Transplanting Seedlings

Transplanting Seedlings:

One of the most valuable lessons that gardeners of all skill levels can understand is how to transplant seedlings. Inside we go over transplanting from top to bottom and make some differentiation for spring and fall transplanting.


What Seeds Should Be Started Indoors

I prefer to start almost all seeds indoors to cut down on the pest issues with seedlings. Though practically, not all seeds are a good fit for transplanting. Here are a few observations that can help you determine which seeds to start indoors.

Climate — if you have a short growing season, many of the plants will need indoor starting. Warm-loving plants such as squash, peppers, eggplant, tomatoes, etc., will need an early start indoors.

Cool-loving crops such as kale, cabbage, broccoli can be planted indoors or sown directly. The trick with cold-weather plants is soil temperature. Most will not germinate unless the soil is above 40°F.

Seed Packet Instructions — If the seed packet instructions tell you to plant after the last average frost date, these seeds are an excellent candidate to start indoors.

Root vegetables are generally sown where they will grow. Peas, beets, carrots, and the like all have long tap roots that do not like to be disturbed. If you have problems growing roots or low germination, you can plant them in peat pots and then plant the pot. You can also try structures such as cold frames or cloche to protect the seedling until they are hardy enough to thrive on their own.

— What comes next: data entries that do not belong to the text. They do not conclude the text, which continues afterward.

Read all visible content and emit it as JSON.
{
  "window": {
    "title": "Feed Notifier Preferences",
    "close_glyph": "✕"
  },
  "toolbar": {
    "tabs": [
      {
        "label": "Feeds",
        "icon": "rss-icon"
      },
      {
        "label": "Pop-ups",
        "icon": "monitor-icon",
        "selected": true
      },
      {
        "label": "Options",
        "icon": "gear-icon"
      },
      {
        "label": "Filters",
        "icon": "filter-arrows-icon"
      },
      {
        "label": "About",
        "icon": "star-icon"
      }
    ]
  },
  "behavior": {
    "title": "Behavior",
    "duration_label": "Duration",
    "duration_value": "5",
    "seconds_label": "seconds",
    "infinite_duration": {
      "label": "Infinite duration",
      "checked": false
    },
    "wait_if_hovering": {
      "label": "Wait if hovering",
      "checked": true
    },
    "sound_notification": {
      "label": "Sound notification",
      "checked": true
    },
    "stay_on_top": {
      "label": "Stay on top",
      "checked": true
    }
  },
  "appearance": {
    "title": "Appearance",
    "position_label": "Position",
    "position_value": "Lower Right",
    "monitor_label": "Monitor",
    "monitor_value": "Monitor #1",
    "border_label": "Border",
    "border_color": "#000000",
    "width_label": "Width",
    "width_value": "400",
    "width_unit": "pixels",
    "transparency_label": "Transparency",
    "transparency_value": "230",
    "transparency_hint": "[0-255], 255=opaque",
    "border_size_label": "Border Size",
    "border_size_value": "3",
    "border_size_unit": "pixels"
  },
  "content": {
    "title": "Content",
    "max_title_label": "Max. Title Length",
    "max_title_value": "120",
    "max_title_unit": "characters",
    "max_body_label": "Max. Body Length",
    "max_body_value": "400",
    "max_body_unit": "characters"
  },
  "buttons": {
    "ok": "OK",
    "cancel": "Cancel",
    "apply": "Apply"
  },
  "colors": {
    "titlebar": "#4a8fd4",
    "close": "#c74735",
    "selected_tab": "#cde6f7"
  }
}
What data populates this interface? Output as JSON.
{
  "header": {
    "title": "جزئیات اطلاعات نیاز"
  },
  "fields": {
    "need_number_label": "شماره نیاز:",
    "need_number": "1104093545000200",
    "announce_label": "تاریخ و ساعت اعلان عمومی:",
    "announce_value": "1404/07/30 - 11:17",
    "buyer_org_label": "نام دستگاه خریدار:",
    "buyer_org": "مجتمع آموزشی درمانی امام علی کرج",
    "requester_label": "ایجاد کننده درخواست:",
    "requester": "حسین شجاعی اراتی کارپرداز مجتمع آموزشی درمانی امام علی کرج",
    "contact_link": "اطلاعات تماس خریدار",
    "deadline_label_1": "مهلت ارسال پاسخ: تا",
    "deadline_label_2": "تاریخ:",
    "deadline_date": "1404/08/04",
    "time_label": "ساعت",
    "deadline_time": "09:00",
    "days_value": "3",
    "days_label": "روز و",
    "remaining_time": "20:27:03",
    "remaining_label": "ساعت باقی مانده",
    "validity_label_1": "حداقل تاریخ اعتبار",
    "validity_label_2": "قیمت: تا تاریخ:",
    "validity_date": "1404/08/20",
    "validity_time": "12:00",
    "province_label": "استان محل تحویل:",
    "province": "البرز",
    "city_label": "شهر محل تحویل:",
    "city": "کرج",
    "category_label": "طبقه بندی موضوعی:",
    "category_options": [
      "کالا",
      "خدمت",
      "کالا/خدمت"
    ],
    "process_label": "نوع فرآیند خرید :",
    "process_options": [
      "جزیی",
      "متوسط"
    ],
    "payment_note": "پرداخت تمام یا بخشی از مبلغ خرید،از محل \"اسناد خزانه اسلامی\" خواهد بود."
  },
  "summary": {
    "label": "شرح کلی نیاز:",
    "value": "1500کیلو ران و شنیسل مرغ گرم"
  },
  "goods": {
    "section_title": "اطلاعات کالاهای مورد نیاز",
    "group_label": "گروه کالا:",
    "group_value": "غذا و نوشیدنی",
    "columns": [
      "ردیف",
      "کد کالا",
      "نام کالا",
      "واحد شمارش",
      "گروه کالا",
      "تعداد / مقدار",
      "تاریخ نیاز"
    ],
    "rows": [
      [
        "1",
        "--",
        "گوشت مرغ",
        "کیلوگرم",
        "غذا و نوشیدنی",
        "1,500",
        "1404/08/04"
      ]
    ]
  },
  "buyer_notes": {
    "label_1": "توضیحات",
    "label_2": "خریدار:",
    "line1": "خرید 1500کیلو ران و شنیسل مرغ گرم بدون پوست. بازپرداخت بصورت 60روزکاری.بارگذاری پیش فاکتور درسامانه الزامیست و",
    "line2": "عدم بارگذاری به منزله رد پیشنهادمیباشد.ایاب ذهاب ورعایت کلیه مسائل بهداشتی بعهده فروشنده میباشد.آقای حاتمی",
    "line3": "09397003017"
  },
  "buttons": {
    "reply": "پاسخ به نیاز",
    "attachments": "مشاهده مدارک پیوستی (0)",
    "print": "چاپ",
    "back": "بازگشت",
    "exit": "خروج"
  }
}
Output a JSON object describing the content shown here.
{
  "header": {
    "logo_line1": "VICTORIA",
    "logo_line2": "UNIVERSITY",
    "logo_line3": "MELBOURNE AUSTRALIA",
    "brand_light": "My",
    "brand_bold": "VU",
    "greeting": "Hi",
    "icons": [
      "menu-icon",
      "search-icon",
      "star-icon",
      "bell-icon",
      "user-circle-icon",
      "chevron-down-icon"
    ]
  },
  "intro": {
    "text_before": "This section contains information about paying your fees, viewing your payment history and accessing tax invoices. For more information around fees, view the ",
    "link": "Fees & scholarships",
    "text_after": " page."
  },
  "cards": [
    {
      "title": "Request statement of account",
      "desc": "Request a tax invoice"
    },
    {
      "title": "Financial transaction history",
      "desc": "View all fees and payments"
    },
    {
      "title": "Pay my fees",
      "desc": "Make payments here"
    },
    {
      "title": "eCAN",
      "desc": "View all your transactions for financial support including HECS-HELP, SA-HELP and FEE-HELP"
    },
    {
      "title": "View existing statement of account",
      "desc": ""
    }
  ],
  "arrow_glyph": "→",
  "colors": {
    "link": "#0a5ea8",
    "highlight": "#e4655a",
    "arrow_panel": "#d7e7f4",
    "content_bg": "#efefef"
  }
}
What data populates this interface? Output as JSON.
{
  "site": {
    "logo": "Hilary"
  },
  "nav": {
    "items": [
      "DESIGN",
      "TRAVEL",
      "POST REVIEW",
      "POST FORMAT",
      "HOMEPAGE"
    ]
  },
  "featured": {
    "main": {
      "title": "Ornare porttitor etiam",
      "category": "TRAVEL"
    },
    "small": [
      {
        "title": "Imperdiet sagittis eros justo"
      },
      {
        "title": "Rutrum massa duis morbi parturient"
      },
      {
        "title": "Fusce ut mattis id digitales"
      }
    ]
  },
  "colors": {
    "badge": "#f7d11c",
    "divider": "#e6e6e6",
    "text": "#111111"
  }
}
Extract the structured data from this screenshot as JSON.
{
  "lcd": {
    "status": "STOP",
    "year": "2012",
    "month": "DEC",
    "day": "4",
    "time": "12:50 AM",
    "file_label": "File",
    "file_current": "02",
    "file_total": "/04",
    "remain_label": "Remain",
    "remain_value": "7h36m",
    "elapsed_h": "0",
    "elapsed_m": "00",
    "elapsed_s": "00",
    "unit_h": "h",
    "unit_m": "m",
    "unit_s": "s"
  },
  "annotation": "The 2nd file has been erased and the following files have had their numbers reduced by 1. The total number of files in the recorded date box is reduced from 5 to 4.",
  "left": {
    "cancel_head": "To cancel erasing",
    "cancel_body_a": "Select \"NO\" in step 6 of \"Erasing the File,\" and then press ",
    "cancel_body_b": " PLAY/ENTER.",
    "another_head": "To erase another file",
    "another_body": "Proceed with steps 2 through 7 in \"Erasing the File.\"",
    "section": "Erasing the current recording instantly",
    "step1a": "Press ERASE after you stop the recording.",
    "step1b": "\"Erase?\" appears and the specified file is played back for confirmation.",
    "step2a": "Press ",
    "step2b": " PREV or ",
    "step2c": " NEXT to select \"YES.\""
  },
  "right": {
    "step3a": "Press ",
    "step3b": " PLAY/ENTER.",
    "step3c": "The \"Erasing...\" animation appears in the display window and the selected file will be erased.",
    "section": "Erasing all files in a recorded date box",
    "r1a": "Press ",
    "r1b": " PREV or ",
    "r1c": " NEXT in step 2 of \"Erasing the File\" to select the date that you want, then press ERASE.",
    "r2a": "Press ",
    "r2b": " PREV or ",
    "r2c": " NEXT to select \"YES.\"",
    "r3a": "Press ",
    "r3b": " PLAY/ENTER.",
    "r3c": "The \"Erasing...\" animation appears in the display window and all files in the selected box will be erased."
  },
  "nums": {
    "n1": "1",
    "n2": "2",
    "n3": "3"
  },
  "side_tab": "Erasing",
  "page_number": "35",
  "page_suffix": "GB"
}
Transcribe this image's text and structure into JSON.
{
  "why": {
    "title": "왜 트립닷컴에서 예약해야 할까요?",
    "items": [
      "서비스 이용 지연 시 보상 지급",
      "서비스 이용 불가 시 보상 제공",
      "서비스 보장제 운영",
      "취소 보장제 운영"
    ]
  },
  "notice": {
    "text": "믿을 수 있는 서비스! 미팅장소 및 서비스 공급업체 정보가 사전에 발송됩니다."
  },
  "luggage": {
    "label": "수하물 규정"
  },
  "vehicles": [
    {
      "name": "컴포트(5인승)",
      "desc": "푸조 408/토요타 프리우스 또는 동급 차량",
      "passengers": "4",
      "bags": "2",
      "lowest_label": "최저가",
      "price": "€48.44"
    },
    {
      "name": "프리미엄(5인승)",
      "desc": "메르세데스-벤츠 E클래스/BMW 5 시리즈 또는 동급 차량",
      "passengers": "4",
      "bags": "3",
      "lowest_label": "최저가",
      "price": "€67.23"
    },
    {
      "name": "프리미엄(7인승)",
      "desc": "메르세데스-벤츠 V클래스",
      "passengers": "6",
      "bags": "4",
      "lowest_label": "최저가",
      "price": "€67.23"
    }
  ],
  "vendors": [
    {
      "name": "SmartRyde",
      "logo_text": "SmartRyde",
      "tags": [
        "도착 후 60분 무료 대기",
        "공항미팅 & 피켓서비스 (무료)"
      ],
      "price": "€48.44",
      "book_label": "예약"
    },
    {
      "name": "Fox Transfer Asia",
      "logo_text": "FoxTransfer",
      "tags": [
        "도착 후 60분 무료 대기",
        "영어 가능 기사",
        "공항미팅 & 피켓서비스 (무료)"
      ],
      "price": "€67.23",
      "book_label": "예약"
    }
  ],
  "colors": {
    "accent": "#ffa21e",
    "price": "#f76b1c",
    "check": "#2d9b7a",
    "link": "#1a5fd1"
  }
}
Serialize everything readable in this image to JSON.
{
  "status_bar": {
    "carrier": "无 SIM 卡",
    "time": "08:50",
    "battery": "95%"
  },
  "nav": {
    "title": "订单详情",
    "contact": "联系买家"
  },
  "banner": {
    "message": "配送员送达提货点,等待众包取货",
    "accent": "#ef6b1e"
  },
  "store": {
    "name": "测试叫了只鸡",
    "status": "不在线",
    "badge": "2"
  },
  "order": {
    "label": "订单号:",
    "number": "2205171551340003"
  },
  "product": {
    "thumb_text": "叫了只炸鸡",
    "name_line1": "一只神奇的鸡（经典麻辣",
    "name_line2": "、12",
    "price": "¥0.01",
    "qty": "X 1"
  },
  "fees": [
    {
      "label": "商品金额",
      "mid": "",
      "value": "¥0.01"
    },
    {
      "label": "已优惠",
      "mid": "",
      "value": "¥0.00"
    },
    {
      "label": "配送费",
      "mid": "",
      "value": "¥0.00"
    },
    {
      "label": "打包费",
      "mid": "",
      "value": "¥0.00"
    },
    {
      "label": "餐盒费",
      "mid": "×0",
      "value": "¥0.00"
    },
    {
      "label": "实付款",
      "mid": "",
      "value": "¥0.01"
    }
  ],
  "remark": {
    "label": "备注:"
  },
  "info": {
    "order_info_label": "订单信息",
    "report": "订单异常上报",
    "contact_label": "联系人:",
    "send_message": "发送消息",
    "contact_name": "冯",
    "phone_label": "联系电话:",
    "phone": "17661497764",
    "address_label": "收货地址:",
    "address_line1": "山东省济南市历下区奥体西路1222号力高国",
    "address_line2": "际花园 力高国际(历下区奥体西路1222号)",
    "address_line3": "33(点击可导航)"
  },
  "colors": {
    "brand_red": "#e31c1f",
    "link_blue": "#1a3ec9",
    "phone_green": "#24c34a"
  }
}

When to transplant seedlings

Transplant after the last threat of frost is gone. The size of the seedlings will vary by plant type. Generally, you want seedlings to have 2-4 sets of leaves, not counting the very bottom set, which is their sprouting leaves. In terms of size, aim for 3" tall. 4" is a good height if you have a longer growing season.

Weather-wise, you should transplant seedlings on a warm day. You can use row covers to help protect the seedlings from direct sun and cool nights.


Hardening Off Plants

"Hardening off" transplants before planting them is critical. Hardening off exposes the seedlings to their outdoor environment. You can move the flats of seedlings to a covered area if the nighttime temperature is above freezing. It is good if they get some shelter from the sun and also from the cool outdoor weather. The process can take about a week.


How to Prep the Garden for Transplanting

The first step is to prepare the soil. Make sure the ground is worked, and the soil is soft and fluffy. If you are doing a no-till garden, you can prepare the spot for each seedling by digging a small hole and adding fertilizer or compost to amend the soil.

The hole should be twice as wide as the width of the pot or container in which they are growing. If grown in a flat, make the hole about 3x3" wide. Dig the soil down at least six inches. If adding fertilizer to the hole, be sure to water it in for a good week before transplanting. One trick to helping seedlings to thrive is to water the spot where they will go 1-2 weeks ahead of time. The added water will bring the soil to life, and healthy soil means healthy seedlings.


How to Prep the Plant for Transplanting

  1. Gently tip the plant out of the pot; if using a tray, lift out a segment of soil with many seedlings in it.
  2. Look at the roots to make sure they are not bunched. If they are, tease them gently to loosen them up a bit.
  3. Make sure you have prepared the holes for the seedlings and then once the roots are ready, place the plant in the hole.
  4. Firm the soil around the stem just above the root line.
  5. Water gently for the next few days, making sure the soil stays moist but not soggy. Use a fine holed water can and try to water the ground rather than the seedling.


When to Plant the Pot Too

Plant the pot anytime the seedling has a fragile root system or if the plant has a delicate stem, such as a bean seedling.

Most seedlings that are 3-4 inches tall will not need a pot; they can go directly into the ground. However, smaller seedlings may need the pot. You could transplant them pot and all into the ground to acclimate the seedlings and then remove them from the pot and transplant when they stabilize.

Tip: Use a row cover to protect them until they begin to grow. Another good tip is to water seedlings separately from your general garden and do so gently to protect their stems from the water. Row cover also protects seedlings from insect pests, and that is a huge plus.